In the 1060s Peter Damian wrote “mirrors for margraves” to the rulers of two different Italian marks: Godfrey, margrave of Tuscany, and Adelaide, de facto ruler of the mark of Turin. Although he wrote to them both on the subject of rule and justice, Damian offered Godfrey and Adelaide different models for rule. Godfrey was to mete out harsh punishments; Adelaide was to act with mercy and restraint. Godfrey was presented with images of paternal care, Adelaide with maternal imagery. Godfrey was encouraged to emulate historical figures; Adelaide was to emulate biblical heroines.
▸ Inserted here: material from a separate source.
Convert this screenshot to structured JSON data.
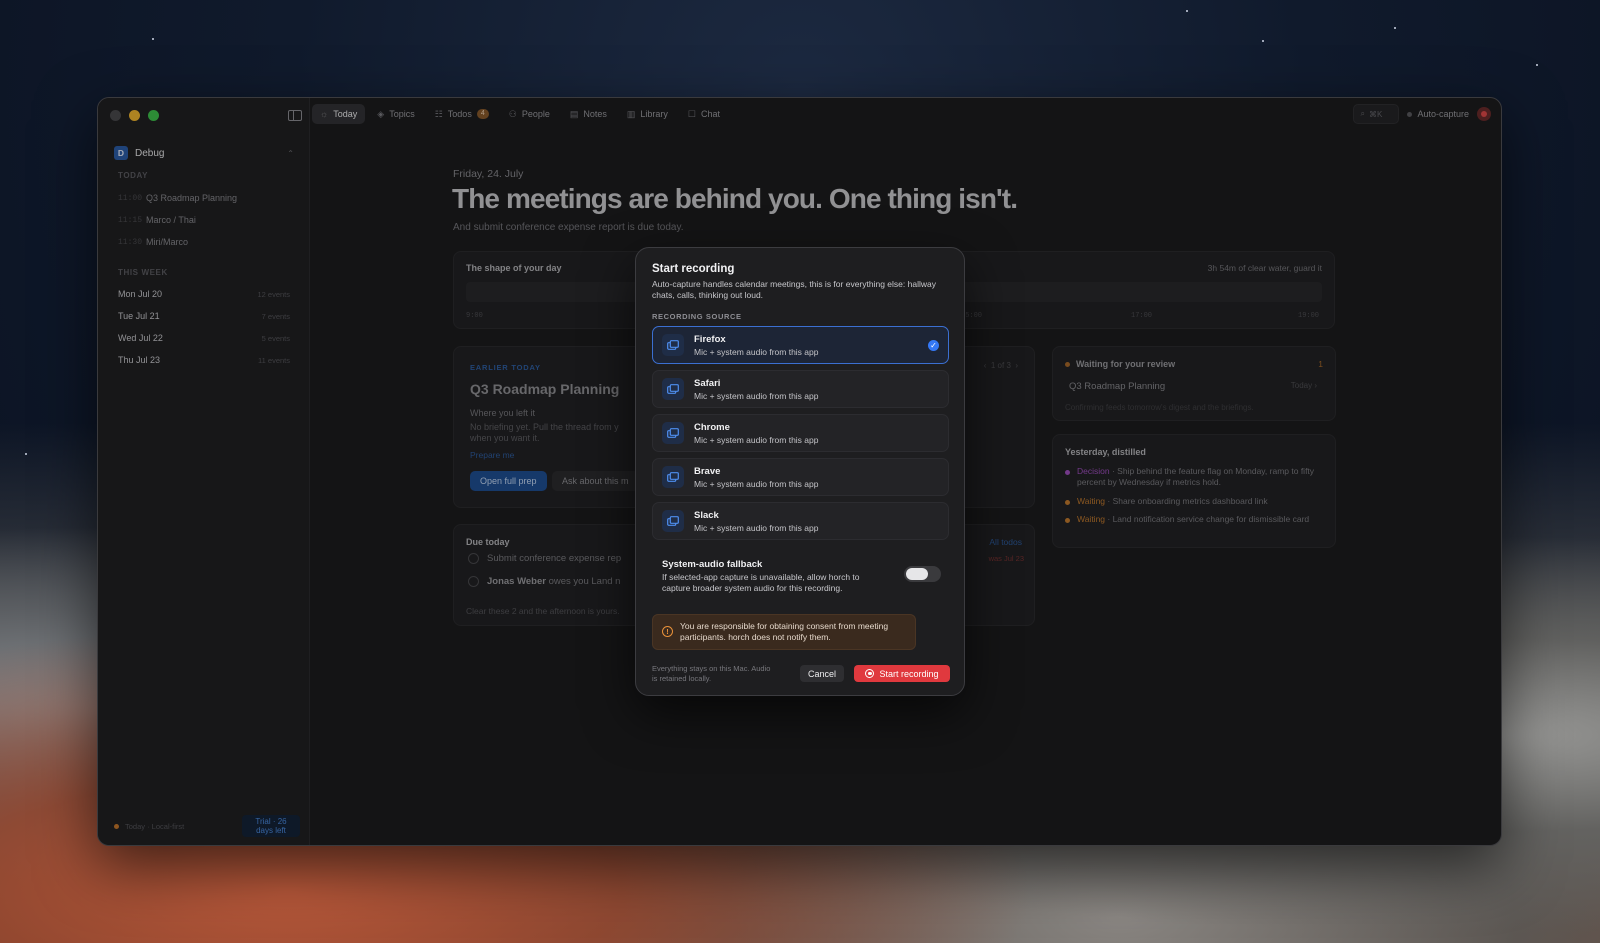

Through comparing and contrasting the gendered way in which Damian constructs the image of the ideal margrave in each of these letters, this article demonstrates that Damian consciously used different models for Godfrey and Adelaide on the basis of their gender, rather than their status or behavior.
Peter Damian’s Models for Male and Female Rulers
The Jewish Language of the Ottoman Sephardim
David M. Bunis
Judezmo, the traditional language of the Sephardic Jews of the former Ottoman Empire, is presented as a member of the group of Jewish languages, fusing elements of Ibero-Romance, Greek, Arabic, Ottoman Turkish, French, Italian and other linguistic stocks. In common with speakers of other Jewish languages, Judezmo speakers perceived their language as 'Jewish' and denoted it as such (Djudezmo, Djidyó). They wrote it in the Hebrew or 'Jewish' alphabet; used an archaizing variety of it (Ladino) to translate sacred Hebrew texts literally; and made frequent use in everyday language of words and phrases from Hebrew, and allusions to Hebrew texts, Jewish rituals and other facets of Judaism as a civilization. They preserved words from the pre-languages (Jewish Greek, Jewish Arabic) used by the ancestors of the Judezmo speakers in medieval Iberia, and following the Expulsion of the Jews from Spain in 1492, incorporated much material from the languages spoken by ethnic groups encountered in the Ottoman Empire. Distinct from both medieval and modern Spanish, Judezmo served as a lingua franca among the Sephardim throughout the ethnically and linguistically diverse regions of the Eastern Mediterranean. A special variety functioned as a secret code among Sephardic merchants. Today, Judezmo is treasured by its speakers as the unique, independent Jewish language of the Mediterranean Sephardim. However, the number of its speakers is constantly decreasing, making Judezmo an endangered language.